High court skeptical of state power to gather health data
WASHINGTON - The Supreme Court appears skeptical that state officials have the power to require health insurers to turn over reams of data revealing how much they pay for medical claims.
During oral arguments Wednesday, most of the justices seemed to agree that efforts by Vermont and other states to collect and publicize the data conflict with federal law governing certain health plans.
Vermont is one of at least 18 states that gather health care claims data in an effort to keep down health costs, increase competition and improve quality.
The case involves Liberty Mutual Insurance Co., which operates a self-insured health plan for its workers and refused to turn over data.
An appeals court sided with the company, saying the plan is subject to federal law, which pre-empts state-law reporting requirements.
Desktop NewsClick to open Continuous News in a sidebar that updates in real-time.
LSU sorority fundraising for Max Gruver Foundation
Judge upholds state's decision to pull Ascension daycare's license
More businesses taking shape at Nicholson Gateway
Good Samaritan rescues 4-year-old left behind on hot school bus
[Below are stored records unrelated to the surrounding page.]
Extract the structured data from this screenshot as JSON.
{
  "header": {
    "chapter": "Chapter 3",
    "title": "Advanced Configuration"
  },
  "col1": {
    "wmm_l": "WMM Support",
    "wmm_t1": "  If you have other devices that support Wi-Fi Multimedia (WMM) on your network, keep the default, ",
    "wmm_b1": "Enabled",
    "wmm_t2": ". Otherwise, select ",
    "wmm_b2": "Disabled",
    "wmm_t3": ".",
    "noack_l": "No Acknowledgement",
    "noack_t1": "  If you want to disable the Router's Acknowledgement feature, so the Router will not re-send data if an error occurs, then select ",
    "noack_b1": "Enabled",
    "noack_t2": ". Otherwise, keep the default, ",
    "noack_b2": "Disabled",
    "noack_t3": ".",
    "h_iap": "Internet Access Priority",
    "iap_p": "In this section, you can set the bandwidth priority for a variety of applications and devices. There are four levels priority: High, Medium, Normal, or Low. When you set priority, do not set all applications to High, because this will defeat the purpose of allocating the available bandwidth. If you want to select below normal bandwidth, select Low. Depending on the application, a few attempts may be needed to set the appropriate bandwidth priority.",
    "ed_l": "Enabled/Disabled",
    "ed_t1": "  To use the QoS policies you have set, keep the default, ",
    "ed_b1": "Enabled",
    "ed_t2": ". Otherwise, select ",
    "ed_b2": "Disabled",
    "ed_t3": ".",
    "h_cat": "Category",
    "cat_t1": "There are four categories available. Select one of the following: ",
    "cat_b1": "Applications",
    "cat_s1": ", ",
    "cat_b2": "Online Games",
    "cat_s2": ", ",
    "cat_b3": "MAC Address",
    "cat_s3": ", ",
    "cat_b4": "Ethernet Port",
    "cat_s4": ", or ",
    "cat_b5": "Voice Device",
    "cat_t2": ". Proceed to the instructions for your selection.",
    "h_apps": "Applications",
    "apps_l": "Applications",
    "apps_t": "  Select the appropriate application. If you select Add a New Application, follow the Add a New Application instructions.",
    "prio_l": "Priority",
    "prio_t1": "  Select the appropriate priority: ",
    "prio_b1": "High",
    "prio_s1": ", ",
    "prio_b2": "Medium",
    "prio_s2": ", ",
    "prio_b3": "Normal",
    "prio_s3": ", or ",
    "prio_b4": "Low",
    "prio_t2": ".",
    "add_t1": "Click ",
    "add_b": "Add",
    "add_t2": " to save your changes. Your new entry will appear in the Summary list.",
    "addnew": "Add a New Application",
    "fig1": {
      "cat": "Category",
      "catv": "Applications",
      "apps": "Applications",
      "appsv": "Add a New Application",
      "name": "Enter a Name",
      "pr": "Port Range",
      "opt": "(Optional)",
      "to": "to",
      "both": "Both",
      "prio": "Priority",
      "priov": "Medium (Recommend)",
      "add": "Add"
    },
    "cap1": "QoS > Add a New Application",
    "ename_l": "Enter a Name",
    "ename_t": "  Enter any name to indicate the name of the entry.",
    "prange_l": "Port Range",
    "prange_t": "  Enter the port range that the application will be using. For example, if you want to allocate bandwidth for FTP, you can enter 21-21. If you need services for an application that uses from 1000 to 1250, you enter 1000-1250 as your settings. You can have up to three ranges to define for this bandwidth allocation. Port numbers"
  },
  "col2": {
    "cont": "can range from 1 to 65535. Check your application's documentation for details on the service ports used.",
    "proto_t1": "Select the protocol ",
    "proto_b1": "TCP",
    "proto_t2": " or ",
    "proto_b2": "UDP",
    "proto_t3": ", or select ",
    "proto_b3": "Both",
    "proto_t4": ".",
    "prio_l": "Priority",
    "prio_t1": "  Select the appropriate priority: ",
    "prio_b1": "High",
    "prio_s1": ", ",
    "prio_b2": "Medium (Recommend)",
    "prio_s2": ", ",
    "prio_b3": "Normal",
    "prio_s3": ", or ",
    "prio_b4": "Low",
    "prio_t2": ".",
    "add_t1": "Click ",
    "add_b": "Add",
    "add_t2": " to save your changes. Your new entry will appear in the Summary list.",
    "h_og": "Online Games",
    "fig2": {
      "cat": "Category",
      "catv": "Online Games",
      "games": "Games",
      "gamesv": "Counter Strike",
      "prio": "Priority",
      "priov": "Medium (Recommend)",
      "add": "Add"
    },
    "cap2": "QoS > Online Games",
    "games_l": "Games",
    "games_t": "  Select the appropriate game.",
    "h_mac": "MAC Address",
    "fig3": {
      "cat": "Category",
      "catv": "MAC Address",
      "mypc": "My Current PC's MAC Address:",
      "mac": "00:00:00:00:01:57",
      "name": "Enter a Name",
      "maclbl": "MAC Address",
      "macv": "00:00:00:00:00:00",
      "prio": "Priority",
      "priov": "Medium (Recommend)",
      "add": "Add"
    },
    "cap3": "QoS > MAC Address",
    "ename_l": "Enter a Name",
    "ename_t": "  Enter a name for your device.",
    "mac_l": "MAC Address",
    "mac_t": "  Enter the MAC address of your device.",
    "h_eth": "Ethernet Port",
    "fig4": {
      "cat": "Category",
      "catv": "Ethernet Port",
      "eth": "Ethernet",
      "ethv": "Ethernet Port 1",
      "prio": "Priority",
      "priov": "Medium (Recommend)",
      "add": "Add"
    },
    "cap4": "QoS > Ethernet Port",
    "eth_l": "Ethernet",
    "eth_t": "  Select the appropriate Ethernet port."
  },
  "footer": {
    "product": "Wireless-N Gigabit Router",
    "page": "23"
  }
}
Surveillance footage catches pair of juveniles stealing from home in broad daylight